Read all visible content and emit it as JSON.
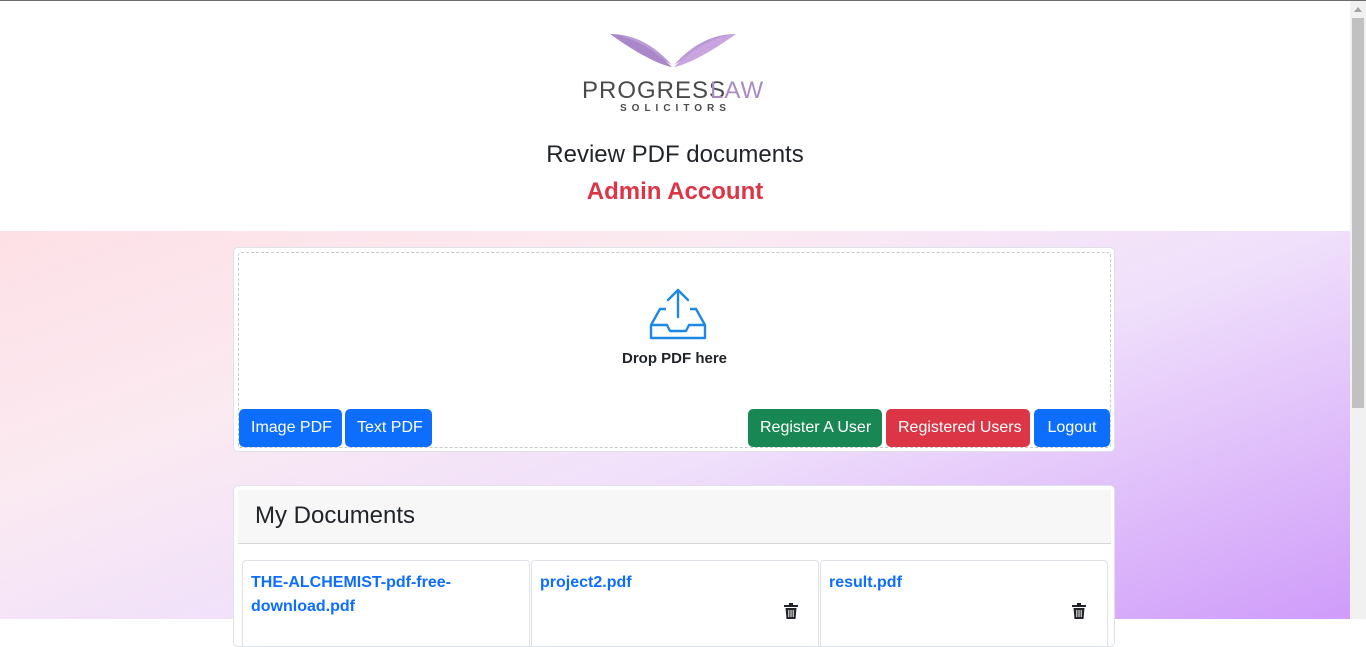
{
  "brand": {
    "name_part1": "PROGRESS",
    "name_part2": "LAW",
    "tagline": "SOLICITORS",
    "colors": {
      "dark": "#4a4a4a",
      "purple": "#a98bc6",
      "purple_light": "#c9a5e0"
    }
  },
  "header": {
    "title": "Review PDF documents",
    "account": "Admin Account"
  },
  "upload": {
    "icon": "upload-tray-icon",
    "drop_text": "Drop PDF here",
    "buttons": {
      "image_pdf": "Image PDF",
      "text_pdf": "Text PDF",
      "register_user": "Register A User",
      "registered_users": "Registered Users",
      "logout": "Logout"
    }
  },
  "documents": {
    "title": "My Documents",
    "items": [
      {
        "line1": "THE-ALCHEMIST-pdf-free-",
        "line2": "download.pdf"
      },
      {
        "line1": "project2.pdf",
        "line2": ""
      },
      {
        "line1": "result.pdf",
        "line2": ""
      }
    ]
  },
  "colors": {
    "primary": "#0d6efd",
    "success": "#198754",
    "danger": "#dc3545"
  }
}
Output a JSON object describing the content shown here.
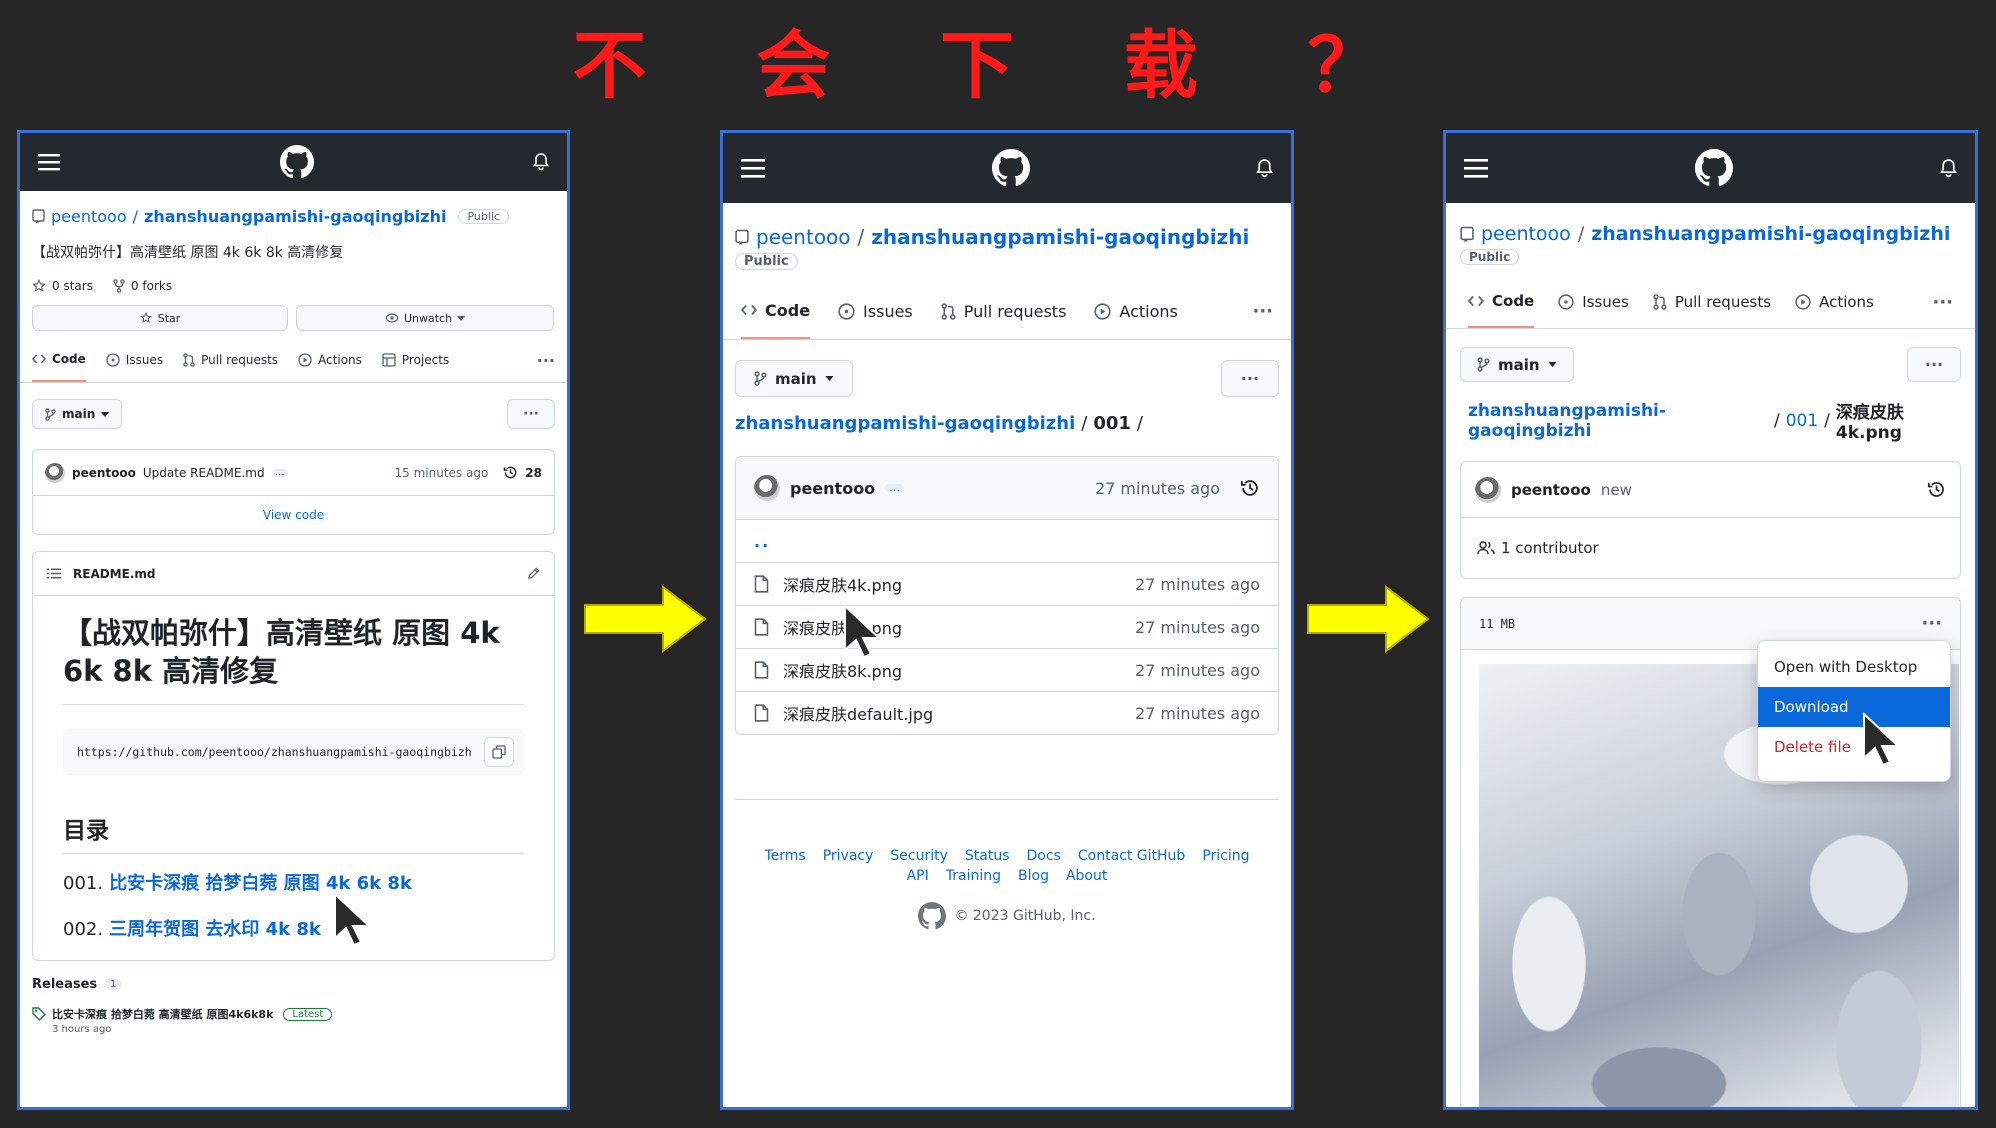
{
  "title": "不 会 下 载 ？",
  "colors": {
    "accent_red": "#ff1a1a",
    "arrow": "#ffff00",
    "frame": "#3a6fd8",
    "link": "#0969da",
    "header": "#24292f"
  },
  "icons": [
    "menu-icon",
    "github-logo-icon",
    "bell-icon",
    "repo-icon",
    "star-icon",
    "fork-icon",
    "eye-icon",
    "code-icon",
    "issue-icon",
    "pull-request-icon",
    "actions-icon",
    "projects-icon",
    "branch-icon",
    "history-icon",
    "list-icon",
    "pencil-icon",
    "copy-icon",
    "file-icon",
    "tag-icon",
    "people-icon",
    "cursor-icon",
    "arrow-icon"
  ],
  "p1": {
    "owner": "peentooo",
    "repo": "zhanshuangpamishi-gaoqingbizhi",
    "visibility": "Public",
    "description": "【战双帕弥什】高清壁纸 原图 4k 6k 8k 高清修复",
    "stars": "0 stars",
    "forks": "0 forks",
    "star_btn": "Star",
    "watch_btn": "Unwatch",
    "tabs": [
      "Code",
      "Issues",
      "Pull requests",
      "Actions",
      "Projects"
    ],
    "more": "···",
    "branch": "main",
    "commit_user": "peentooo",
    "commit_msg": "Update README.md",
    "commit_dots": "…",
    "commit_time": "15 minutes ago",
    "commit_count": "28",
    "view_code": "View code",
    "readme_name": "README.md",
    "readme_title": "【战双帕弥什】高清壁纸 原图 4k 6k 8k 高清修复",
    "url": "https://github.com/peentooo/zhanshuangpamishi-gaoqingbizh",
    "toc_heading": "目录",
    "toc": [
      {
        "num": "001.",
        "text": "比安卡深痕 拾梦白菀 原图 4k 6k 8k"
      },
      {
        "num": "002.",
        "text": "三周年贺图 去水印 4k 8k"
      }
    ],
    "releases_label": "Releases",
    "releases_count": "1",
    "release_name": "比安卡深痕 拾梦白菀 高清壁纸 原图4k6k8k",
    "release_badge": "Latest",
    "release_time": "3 hours ago"
  },
  "p2": {
    "owner": "peentooo",
    "repo": "zhanshuangpamishi-gaoqingbizhi",
    "visibility": "Public",
    "tabs": [
      "Code",
      "Issues",
      "Pull requests",
      "Actions"
    ],
    "more": "···",
    "branch": "main",
    "path_repo": "zhanshuangpamishi-gaoqingbizhi",
    "path_dir": "001",
    "path_sep": "/",
    "commit_user": "peentooo",
    "commit_dots": "…",
    "commit_time": "27 minutes ago",
    "parent": "..",
    "files": [
      {
        "name": "深痕皮肤4k.png",
        "time": "27 minutes ago"
      },
      {
        "name": "深痕皮肤6k.png",
        "time": "27 minutes ago"
      },
      {
        "name": "深痕皮肤8k.png",
        "time": "27 minutes ago"
      },
      {
        "name": "深痕皮肤default.jpg",
        "time": "27 minutes ago"
      }
    ],
    "footer_links": [
      "Terms",
      "Privacy",
      "Security",
      "Status",
      "Docs",
      "Contact GitHub",
      "Pricing",
      "API",
      "Training",
      "Blog",
      "About"
    ],
    "copyright": "© 2023 GitHub, Inc."
  },
  "p3": {
    "owner": "peentooo",
    "repo": "zhanshuangpamishi-gaoqingbizhi",
    "visibility": "Public",
    "tabs": [
      "Code",
      "Issues",
      "Pull requests",
      "Actions"
    ],
    "more": "···",
    "branch": "main",
    "path_repo": "zhanshuangpamishi-gaoqingbizhi",
    "path_dir": "001",
    "path_file": "深痕皮肤4k.png",
    "path_sep": "/",
    "commit_user": "peentooo",
    "commit_msg": "new",
    "contributors": "1 contributor",
    "file_size": "11 MB",
    "menu": [
      "Open with Desktop",
      "Download",
      "Delete file"
    ]
  }
}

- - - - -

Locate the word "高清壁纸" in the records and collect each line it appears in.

    "description": "【战双帕弥什】高清壁纸 原图 4k 6k 8k 高清修复",
    "readme_title": "【战双帕弥什】高清壁纸 原图 4k 6k 8k 高清修复",
    "release_name": "比安卡深痕 拾梦白菀 高清壁纸 原图4k6k8k",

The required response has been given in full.